(Reuters Health) - Storing defibrillators at coffee shops and banks with automated teller (ATM) machines might help bystanders provide faster emergency aid to patients having a cardiac arrest, a Canadian study suggests.
That’s because these places are often located near where patients typically experience cardiac arrest, and they may be open around the clock, researchers conclude in the journal Circulation.
Plus, bystanders who have no idea where to look for what’s known as an automated external defibrillator (AED) can probably easily find the nearest bank or chain coffee shop like Tim Hortons or Starbucks.

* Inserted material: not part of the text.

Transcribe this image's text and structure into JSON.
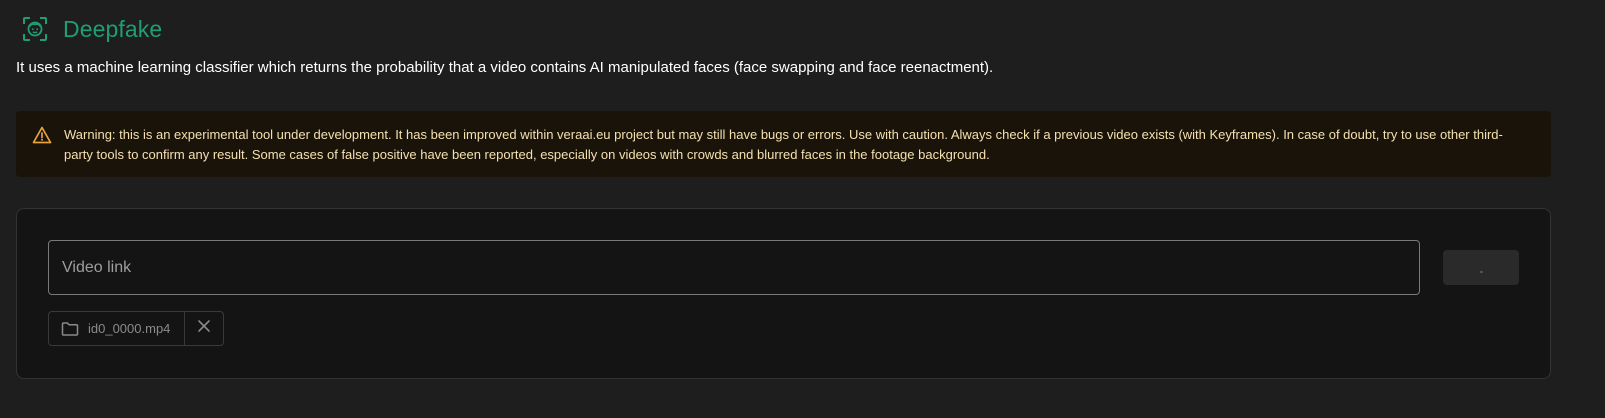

“They generally have good geographic coverage, are typically located in high-traffic areas, and have strong brand recognition,” said senior study author Timothy Chan, director of the Center for Healthcare Engineering at the University of Toronto.
“If you ask someone on the street where the closest AED is, they probably wouldn’t know,” Chan said by email. “But I’m pretty sure they could point out the closest coffee shop or ATM because they go there regularly.”
In cardiac arrest, the heart stops abruptly, often due to irregular heart rhythms. Cardiac arrest may occur with no warning and is often fatal unless the heart can be restarted quickly.
Automated defibrillators are already in public places like restaurants and airports. These devices typically have electrodes that attach to the chest with sticky pads and deliver shocks based on what a computer in the defibrillator determines the person needs.
Even though these devices are already in the community, researchers wanted to see if they might place defibrillators in different locations to make them easier to find and more quickly available to patients in need.
For the study, Chan and colleagues examined data on the location of 2,654 cardiac arrests that happened in various community locations around Toronto from 2007 to 2015.
Then, they mapped out locations of 41 types of businesses to see how many establishments were situated within 100 meters (328.08 ft) of a cardiac arrest and what hours these places were open.
Over the entire Toronto region studied, the greatest number of cardiac arrests happened near Tim Hortons, a fast food restaurant chain known for its coffee and donuts. During the study period, there were 286 cardiac arrests within 100 meters of a Tim Hortons.
For downtown Toronto, Starbucks ranked first, with 110 cardiac arrests occurring nearby one of these coffee shops. All but two of the top 10 most common spots near a cardiac arrest in the downtown area were either a coffee shop or an ATM machine from one of the largest Canadian banks.
One limitation of the study is it focused on businesses that may be specific to Toronto and not exist in other cities, the authors note. The majority of cardiac arrests occur in a hospital, not in the community, so defibrillator locations at places like banks or coffee shops would not impact the majority of patients, researchers also point out.
Even when defibrillators are available in the community, it can still be crucial for a bystander to perform cardiopulmonary resuscitation (CPR), said Dr. Richard Page, a public health researcher at the University of Wisconsin in Madison.
“The first step in any cardiac arrest is to employ CPR, and now, with hands-only techniques, this procedure is so simple that it can be taught over the phone by the 911 operator,” Page, coauthor of an accompanying editorial, said by email.
Defibrillators with clear instructions may not be that hard to use once people find them, but there’s a potential to delay lifesaving care while bystanders search for one.
“The likelihood of survival from cardiac arrest diminishes up to 10 percent for every minute where AED placement is delayed, so response must be immediate,” Page said.
“I am a strong advocate for placement of AEDs throughout public locations, just as we have fire extinguishers,” Page said. “That being said, this paper focused on specific, common sites that are spread throughout a municipal area and might allow greater impact on sudden cardiac arrest in proportion to the number of defibrillators employed and the costs undertaken.”